A quarter into 2012 may be a good time to take a hard look at the state of online security.
Many high-profile data breaches made the news in 2011. According to the Privacy Rights Clearinghouse, more than 550 US breaches affecting more than 30 million records occurred last year. These breaches affected all kinds of public and private-sector organizations. One could almost call them a great equalizer.
While breaches were occurring in record numbers, service denials targeted Amazon, Sony, and many other company sites. Other sites suffered defacement and other content changes, such as Facebook’s porn postings late in the year.
And let’s not forget the appearance of DuQu, which is thought to share common code and characteristics with Stuxnet. DuQu, which we’ve discussed before, is a Trojan horse-based botnet that attacks Windows systems using a zero-day vulnerability that exploits the Win32k TrueType font parsing engine. It then uses the peer-to-peer SMB protocol, along with a 54×54-pixel jpg file (364.5 bytes) and encrypted dummy files deployed as containers, to smuggle data to its command and control center. Code is still being analyzed to determine what information the communications contain.
Then there is Anonymous, whose latest exploit involved the Vatican Website.
As bad as things were in 2011, look for them to get worse in 2012. Here are a few things IT and security professionals can expect the rest of this year:
- Geolocation will remain in the spotlight as controversy continues over its use/misuse.
- Hactivism will continue to spread as more and more people dissatisfied with political parties and practices voice their opinions through less-than-legal but highly public ways.
- Industrial threats will rise as more vulnerabilities come to light in the infrastructure. Web interfaces into the Supervisory Control and Data Acquisition (SCADA) System will give hackers a potential door. With more SCADA services migrating to the cloud, securing these systems will get more complicated.

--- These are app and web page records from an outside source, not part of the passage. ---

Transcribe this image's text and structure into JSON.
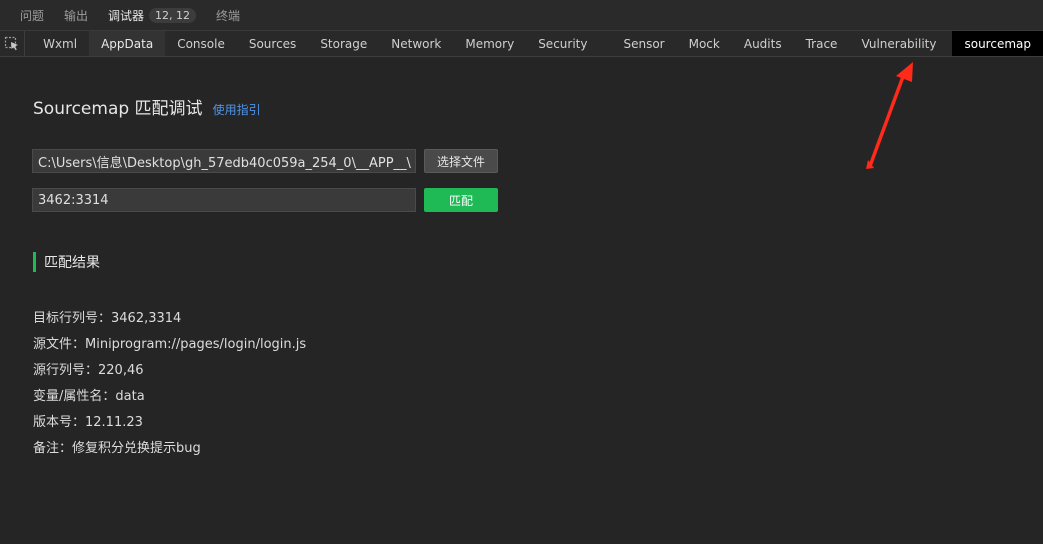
{
  "panel_tabs": {
    "problems": "问题",
    "output": "输出",
    "debugger": "调试器",
    "badge": "12, 12",
    "terminal": "终端"
  },
  "tool_tabs": [
    "Wxml",
    "AppData",
    "Console",
    "Sources",
    "Storage",
    "Network",
    "Memory",
    "Security",
    "Sensor",
    "Mock",
    "Audits",
    "Trace",
    "Vulnerability",
    "sourcemap"
  ],
  "active_tool_tab": "sourcemap",
  "page": {
    "title": "Sourcemap 匹配调试",
    "guide_link": "使用指引",
    "path_value": "C:\\Users\\信息\\Desktop\\gh_57edb40c059a_254_0\\__APP__\\",
    "select_file_button": "选择文件",
    "position_value": "3462:3314",
    "match_button": "匹配",
    "result_heading": "匹配结果",
    "results": [
      "目标行列号：3462,3314",
      "源文件：Miniprogram://pages/login/login.js",
      "源行列号：220,46",
      "变量/属性名：data",
      "版本号：12.11.23",
      "备注：修复积分兑换提示bug"
    ]
  },
  "colors": {
    "accent_green": "#1fba55",
    "link_blue": "#4f94e8",
    "annotation_red": "#ff2a1a"
  }
}
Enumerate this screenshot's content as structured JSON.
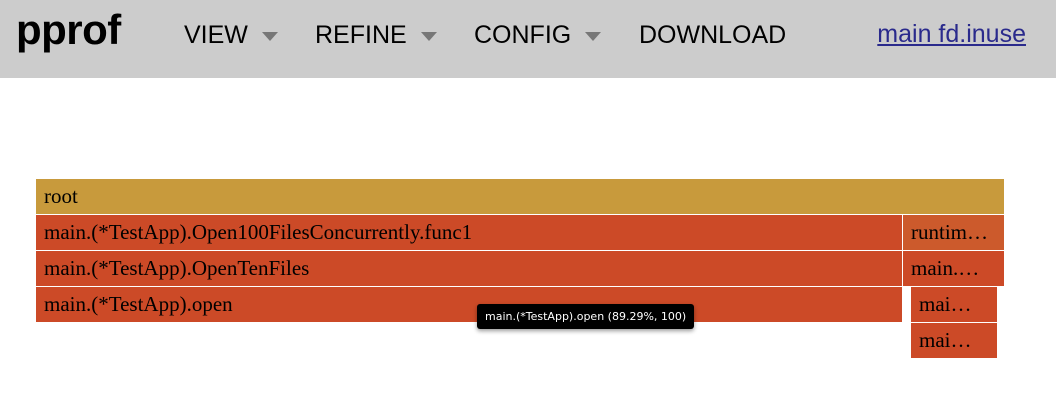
{
  "app": {
    "logo": "pprof",
    "title_link": "main fd.inuse"
  },
  "menu": {
    "view": "VIEW",
    "refine": "REFINE",
    "config": "CONFIG",
    "download": "DOWNLOAD"
  },
  "flamegraph": {
    "frames": {
      "root": "root",
      "open100": "main.(*TestApp).Open100FilesConcurrently.func1",
      "runtime": "runtim…",
      "openten": "main.(*TestApp).OpenTenFiles",
      "main_a": "main.…",
      "open": "main.(*TestApp).open",
      "mai_b": "mai…",
      "mai_c": "mai…"
    },
    "tooltip": "main.(*TestApp).open (89.29%, 100)"
  },
  "colors": {
    "header_bg": "#cccccc",
    "root_frame": "#c89a3c",
    "hot_frame": "#cc4a27",
    "link": "#2a2a8c"
  }
}
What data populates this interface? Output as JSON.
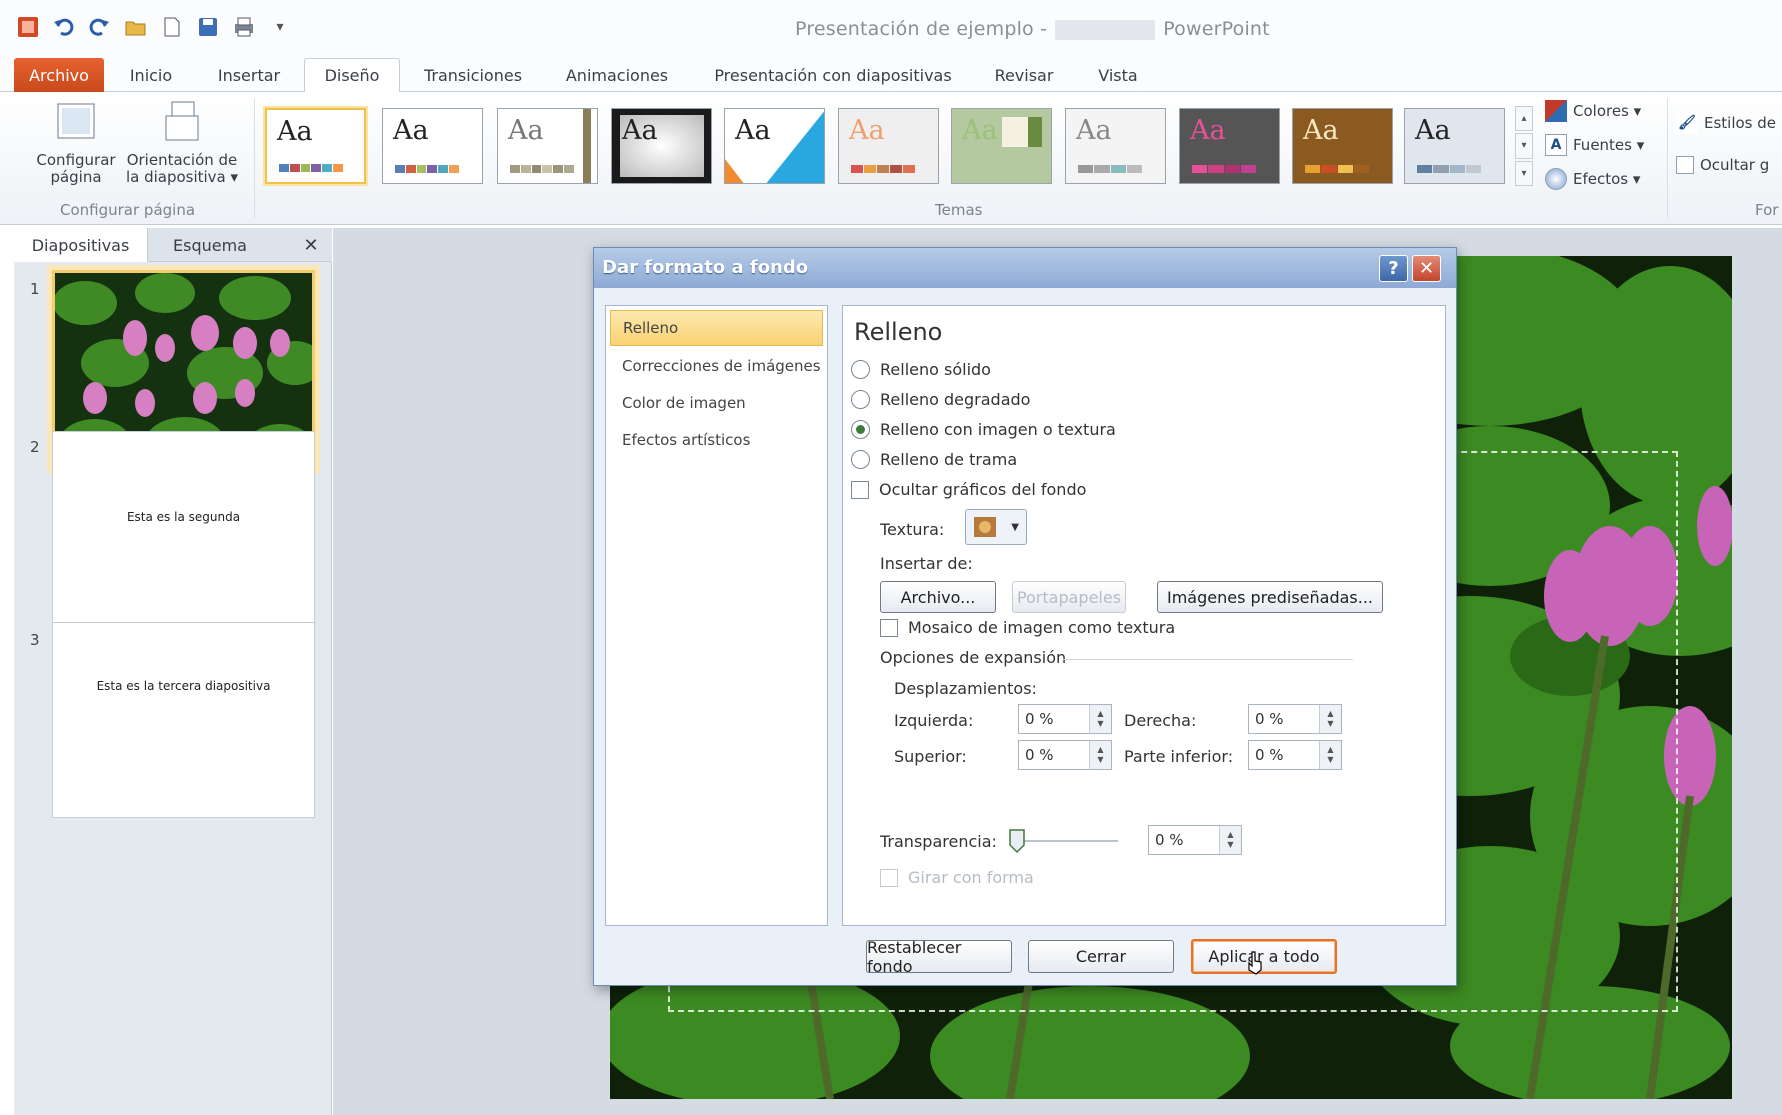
{
  "window": {
    "title_left": "Presentación de ejemplo -",
    "title_right": "PowerPoint"
  },
  "tabs": [
    {
      "label": "Archivo"
    },
    {
      "label": "Inicio"
    },
    {
      "label": "Insertar"
    },
    {
      "label": "Diseño"
    },
    {
      "label": "Transiciones"
    },
    {
      "label": "Animaciones"
    },
    {
      "label": "Presentación con diapositivas"
    },
    {
      "label": "Revisar"
    },
    {
      "label": "Vista"
    }
  ],
  "ribbon": {
    "configurar_pagina": {
      "line1": "Configurar",
      "line2": "página"
    },
    "orientacion": {
      "line1": "Orientación de",
      "line2": "la diapositiva ▾"
    },
    "group_configurar": "Configurar página",
    "group_temas": "Temas",
    "theme_sample": "Aa",
    "colores": "Colores ▾",
    "fuentes": "Fuentes ▾",
    "efectos": "Efectos ▾",
    "estilos": "Estilos de",
    "ocultar": "Ocultar g",
    "group_fondo": "For"
  },
  "panel": {
    "tab_diapositivas": "Diapositivas",
    "tab_esquema": "Esquema",
    "close": "✕",
    "slides": [
      {
        "number": "1",
        "text": ""
      },
      {
        "number": "2",
        "text": "Esta es la segunda"
      },
      {
        "number": "3",
        "text": "Esta es la tercera diapositiva"
      }
    ]
  },
  "dialog": {
    "title": "Dar formato a fondo",
    "help": "?",
    "close": "✕",
    "nav": [
      "Relleno",
      "Correcciones de imágenes",
      "Color de imagen",
      "Efectos artísticos"
    ],
    "heading": "Relleno",
    "options": {
      "solido": "Relleno sólido",
      "degradado": "Relleno degradado",
      "imagen": "Relleno con imagen o textura",
      "trama": "Relleno de trama",
      "ocultar": "Ocultar gráficos del fondo"
    },
    "textura_label": "Textura:",
    "insertar_de": "Insertar de:",
    "btn_archivo": "Archivo...",
    "btn_portapapeles": "Portapapeles",
    "btn_imagenes": "Imágenes prediseñadas...",
    "mosaico": "Mosaico de imagen como textura",
    "opciones_expansion": "Opciones de expansión",
    "desplazamientos": "Desplazamientos:",
    "izquierda": "Izquierda:",
    "derecha": "Derecha:",
    "superior": "Superior:",
    "inferior": "Parte inferior:",
    "offset_izquierda": "0 %",
    "offset_derecha": "0 %",
    "offset_superior": "0 %",
    "offset_inferior": "0 %",
    "transparencia": "Transparencia:",
    "transparencia_value": "0 %",
    "girar": "Girar con forma",
    "btn_restablecer": "Restablecer fondo",
    "btn_cerrar": "Cerrar",
    "btn_aplicar": "Aplicar a todo"
  },
  "colors": {
    "accent_file": "#d9562a",
    "dialog_title": "#8ea9d4",
    "selection": "#f9d271"
  }
}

- Advanced persistent threats (APTs), also known as targeted attacks -- another topic we've covered previously -- will become more pervasive.
- Social networking will get riskier as hackers become more savvy. Facebook, with more than 800 million members worldwide, will remain a prime target. But Twitter and LinkedIn also will get their share of attention.
- Attacks on the cloud will also increase as cybercriminals hope to find vulnerabilities in an effort to plunder the myriad data hosted there. As a result, data breaches in the cloud will highlight the problem service providers pose to forensic analysis and incident response. Some consider this part of the maturing process of a new technology, but efforts should be made to avoid becoming the victim of a service provider dropping the proverbial ball.
- Android threats will continue to increase. With the number of smart devices increasing exponentially, Android devices offer opportunities with little risk for cybercriminals.
- Personal devices in the workplace will increase, and the headaches associated with securing the devices and data will increase right along with them.
- You can expect growth in malware. Zero-day vulnerabilities will be exploited almost before there are patches to fix them. Hacking tools will grow more refined and sophisticated, though ugly, brute-force attacks still have their place in the cybercriminal arsenal.
- Adoption of virtualization is slowing, but risks are increasing -- partly due to the lack of security offerings that can apply policy within a private and public cloud environment.
One thing: Predictions should be taken with a grain of salt. They are not and cannot be certainties. Instead of calling these predictions, “expectations” will work.
— Karla Marciszewski is a 19-year veteran of IT in county government, beginning her career in mainframe operations. She has held several positions and now works in IT security.